State how many lines in the listing include the word "target", and give no other text.

● The data:
=-=-=-=-=
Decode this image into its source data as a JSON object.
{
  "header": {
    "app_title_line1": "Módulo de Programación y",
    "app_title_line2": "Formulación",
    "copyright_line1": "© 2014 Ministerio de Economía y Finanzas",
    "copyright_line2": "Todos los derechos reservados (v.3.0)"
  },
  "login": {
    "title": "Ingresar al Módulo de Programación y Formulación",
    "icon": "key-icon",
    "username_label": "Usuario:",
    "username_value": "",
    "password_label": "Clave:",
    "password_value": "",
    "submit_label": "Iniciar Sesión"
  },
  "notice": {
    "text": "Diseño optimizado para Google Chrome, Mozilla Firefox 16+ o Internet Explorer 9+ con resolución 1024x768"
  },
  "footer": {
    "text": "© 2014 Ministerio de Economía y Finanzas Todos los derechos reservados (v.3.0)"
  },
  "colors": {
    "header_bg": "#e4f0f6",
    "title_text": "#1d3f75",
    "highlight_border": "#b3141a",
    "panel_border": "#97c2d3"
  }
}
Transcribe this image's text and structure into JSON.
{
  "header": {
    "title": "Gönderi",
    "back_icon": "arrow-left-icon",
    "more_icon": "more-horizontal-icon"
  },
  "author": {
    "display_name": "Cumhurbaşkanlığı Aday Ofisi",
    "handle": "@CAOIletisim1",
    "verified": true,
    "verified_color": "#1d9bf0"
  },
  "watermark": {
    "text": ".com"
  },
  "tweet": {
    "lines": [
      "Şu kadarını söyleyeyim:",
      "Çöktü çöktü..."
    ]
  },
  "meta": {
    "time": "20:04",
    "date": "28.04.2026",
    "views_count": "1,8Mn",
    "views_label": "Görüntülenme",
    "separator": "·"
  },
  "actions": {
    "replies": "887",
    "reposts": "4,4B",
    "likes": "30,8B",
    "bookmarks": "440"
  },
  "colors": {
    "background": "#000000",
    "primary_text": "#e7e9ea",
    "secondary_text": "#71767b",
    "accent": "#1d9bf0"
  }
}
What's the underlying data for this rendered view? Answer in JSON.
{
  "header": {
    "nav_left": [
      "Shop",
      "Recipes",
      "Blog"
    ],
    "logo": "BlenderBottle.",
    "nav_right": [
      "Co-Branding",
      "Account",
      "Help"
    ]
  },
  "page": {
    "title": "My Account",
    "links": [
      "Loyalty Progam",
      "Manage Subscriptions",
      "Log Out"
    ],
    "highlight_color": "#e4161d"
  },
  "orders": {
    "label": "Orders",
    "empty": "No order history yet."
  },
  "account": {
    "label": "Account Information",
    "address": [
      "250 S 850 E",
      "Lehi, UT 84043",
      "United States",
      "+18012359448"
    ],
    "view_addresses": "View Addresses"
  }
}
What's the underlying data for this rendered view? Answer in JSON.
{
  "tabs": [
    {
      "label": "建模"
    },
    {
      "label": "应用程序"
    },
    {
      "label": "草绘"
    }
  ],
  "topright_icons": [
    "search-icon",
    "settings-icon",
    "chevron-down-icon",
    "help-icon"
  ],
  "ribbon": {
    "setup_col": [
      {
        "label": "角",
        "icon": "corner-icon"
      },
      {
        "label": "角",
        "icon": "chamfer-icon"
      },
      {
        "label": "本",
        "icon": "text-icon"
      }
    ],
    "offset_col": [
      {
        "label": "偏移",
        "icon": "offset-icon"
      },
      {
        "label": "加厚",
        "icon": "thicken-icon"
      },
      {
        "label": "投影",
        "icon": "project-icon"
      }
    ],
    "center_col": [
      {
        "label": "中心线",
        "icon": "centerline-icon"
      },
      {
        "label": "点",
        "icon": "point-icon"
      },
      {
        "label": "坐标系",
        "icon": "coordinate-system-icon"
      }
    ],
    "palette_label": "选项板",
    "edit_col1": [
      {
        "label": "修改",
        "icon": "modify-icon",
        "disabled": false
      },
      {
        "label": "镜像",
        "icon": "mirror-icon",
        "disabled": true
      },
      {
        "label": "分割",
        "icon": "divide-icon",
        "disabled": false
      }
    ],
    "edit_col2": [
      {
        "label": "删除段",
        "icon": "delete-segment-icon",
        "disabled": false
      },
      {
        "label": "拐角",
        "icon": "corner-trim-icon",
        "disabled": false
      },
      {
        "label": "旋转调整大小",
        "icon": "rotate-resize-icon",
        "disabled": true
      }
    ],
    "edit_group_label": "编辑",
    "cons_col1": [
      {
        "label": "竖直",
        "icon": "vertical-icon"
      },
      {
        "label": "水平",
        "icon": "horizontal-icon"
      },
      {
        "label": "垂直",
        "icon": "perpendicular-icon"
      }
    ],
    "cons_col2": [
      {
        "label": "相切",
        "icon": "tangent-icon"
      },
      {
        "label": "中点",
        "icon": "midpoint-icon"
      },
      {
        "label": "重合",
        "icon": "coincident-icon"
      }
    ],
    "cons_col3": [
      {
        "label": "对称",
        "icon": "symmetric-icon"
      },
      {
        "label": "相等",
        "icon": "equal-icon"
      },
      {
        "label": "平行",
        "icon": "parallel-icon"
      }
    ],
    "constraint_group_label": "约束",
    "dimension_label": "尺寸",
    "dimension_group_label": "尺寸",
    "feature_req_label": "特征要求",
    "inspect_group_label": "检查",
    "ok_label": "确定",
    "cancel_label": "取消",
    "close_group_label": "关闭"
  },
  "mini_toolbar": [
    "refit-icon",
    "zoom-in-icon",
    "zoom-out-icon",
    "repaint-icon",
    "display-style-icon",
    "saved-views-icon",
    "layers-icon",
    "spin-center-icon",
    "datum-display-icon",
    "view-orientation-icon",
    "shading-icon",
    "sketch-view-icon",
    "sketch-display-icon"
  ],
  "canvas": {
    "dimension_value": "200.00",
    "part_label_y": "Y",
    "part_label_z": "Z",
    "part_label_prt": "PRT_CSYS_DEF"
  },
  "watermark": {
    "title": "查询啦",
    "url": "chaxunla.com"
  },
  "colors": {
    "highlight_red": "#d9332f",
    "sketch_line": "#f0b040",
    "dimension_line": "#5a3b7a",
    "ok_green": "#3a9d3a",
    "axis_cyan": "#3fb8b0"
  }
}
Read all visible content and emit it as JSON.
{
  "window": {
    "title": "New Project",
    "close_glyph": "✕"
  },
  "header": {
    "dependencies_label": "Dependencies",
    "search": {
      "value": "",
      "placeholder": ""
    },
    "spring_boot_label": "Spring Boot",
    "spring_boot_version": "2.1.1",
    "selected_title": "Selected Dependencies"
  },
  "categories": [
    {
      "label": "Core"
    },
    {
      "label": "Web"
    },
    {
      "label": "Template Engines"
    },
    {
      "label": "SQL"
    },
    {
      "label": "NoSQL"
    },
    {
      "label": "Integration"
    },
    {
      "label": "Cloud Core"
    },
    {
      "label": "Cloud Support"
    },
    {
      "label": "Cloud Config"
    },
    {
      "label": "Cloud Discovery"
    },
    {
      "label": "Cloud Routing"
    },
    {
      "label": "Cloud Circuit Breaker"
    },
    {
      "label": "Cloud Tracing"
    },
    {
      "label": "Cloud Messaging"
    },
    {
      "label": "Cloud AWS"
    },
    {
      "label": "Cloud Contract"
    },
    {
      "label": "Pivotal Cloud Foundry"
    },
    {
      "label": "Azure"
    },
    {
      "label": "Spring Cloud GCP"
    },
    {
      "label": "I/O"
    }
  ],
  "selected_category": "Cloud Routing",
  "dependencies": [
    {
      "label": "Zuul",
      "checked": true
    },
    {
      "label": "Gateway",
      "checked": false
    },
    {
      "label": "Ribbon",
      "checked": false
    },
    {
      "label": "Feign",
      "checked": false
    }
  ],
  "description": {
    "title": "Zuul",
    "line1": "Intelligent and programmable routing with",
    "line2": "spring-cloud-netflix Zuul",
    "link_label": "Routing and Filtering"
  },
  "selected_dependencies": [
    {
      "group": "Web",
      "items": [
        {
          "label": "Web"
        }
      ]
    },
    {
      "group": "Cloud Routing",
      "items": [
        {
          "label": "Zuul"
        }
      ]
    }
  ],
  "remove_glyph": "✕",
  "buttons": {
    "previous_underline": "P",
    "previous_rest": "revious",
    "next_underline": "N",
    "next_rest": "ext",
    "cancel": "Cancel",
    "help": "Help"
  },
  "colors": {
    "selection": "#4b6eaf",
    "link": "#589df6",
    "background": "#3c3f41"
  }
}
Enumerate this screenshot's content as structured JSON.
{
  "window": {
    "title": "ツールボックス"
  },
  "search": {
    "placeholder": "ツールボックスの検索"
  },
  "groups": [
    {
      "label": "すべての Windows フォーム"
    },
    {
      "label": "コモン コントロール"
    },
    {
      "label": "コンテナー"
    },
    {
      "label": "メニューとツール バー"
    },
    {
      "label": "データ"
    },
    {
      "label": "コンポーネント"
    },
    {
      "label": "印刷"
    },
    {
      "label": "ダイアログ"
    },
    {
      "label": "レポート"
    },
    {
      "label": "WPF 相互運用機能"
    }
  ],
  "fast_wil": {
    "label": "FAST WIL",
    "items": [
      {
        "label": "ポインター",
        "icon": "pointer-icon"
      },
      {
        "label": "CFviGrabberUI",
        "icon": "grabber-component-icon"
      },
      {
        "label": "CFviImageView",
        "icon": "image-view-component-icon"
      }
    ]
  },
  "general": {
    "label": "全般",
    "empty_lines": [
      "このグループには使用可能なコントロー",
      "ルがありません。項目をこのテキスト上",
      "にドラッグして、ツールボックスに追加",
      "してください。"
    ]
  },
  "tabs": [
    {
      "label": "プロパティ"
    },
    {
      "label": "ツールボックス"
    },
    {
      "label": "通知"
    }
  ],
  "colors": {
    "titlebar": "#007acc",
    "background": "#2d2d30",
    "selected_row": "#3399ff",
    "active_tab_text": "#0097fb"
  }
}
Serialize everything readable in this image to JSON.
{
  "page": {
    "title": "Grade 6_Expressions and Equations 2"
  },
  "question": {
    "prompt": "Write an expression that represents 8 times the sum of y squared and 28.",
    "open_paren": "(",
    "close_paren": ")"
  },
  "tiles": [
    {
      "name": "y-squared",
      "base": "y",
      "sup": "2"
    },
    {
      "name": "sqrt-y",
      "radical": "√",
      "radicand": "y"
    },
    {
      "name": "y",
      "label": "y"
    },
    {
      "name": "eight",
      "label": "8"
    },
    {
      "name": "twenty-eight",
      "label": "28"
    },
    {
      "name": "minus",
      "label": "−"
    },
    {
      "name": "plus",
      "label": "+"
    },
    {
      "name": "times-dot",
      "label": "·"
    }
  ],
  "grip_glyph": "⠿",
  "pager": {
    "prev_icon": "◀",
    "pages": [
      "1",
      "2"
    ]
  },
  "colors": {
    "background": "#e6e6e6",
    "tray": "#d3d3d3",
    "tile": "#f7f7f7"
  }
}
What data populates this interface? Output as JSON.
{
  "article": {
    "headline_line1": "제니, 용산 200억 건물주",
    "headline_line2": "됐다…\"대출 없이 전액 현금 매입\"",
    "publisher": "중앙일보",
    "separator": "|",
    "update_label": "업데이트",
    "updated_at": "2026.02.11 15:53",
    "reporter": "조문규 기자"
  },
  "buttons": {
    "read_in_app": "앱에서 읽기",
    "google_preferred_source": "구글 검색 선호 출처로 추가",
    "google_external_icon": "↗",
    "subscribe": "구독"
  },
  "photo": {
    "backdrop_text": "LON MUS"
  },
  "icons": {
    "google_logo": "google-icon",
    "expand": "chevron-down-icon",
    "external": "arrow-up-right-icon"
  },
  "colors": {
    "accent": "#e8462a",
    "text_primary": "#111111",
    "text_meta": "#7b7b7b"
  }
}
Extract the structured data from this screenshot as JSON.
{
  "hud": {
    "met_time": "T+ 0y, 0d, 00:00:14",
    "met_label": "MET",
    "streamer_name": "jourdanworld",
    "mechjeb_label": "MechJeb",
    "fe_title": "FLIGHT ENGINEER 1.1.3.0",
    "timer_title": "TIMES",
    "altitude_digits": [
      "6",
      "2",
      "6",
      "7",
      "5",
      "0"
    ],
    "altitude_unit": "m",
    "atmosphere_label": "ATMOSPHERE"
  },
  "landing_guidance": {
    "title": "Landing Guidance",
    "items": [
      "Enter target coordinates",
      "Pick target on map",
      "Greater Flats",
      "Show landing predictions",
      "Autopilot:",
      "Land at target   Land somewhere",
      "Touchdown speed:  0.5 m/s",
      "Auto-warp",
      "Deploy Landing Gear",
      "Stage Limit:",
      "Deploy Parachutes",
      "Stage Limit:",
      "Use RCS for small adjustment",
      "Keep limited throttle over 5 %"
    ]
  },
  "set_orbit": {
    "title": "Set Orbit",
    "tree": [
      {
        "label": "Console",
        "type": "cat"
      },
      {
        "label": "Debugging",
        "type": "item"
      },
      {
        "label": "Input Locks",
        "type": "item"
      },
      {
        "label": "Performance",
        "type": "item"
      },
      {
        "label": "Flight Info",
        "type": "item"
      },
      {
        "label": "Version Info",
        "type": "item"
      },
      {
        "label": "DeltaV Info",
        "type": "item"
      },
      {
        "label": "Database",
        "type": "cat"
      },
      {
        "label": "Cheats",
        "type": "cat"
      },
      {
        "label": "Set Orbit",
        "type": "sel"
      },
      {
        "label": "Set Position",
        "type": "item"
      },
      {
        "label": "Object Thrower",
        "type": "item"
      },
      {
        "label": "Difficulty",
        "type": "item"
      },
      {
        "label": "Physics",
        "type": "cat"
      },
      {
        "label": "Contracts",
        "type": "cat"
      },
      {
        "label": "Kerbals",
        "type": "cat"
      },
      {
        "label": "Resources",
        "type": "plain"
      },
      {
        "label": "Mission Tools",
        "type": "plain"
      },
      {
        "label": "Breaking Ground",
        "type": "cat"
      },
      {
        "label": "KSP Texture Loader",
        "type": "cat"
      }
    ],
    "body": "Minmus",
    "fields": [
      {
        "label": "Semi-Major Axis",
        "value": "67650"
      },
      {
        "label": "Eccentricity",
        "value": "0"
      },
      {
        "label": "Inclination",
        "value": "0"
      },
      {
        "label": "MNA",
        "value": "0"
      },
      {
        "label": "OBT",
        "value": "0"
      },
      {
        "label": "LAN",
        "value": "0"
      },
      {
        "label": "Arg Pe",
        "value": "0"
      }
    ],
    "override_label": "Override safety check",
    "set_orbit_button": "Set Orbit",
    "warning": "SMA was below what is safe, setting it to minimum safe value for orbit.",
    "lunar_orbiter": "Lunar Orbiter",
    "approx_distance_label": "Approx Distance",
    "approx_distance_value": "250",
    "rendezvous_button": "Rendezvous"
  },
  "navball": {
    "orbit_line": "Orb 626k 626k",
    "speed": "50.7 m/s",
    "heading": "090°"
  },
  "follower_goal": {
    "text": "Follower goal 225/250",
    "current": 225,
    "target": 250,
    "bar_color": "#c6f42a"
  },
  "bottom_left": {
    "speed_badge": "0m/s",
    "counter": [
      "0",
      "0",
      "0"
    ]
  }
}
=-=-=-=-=
● Task result: 4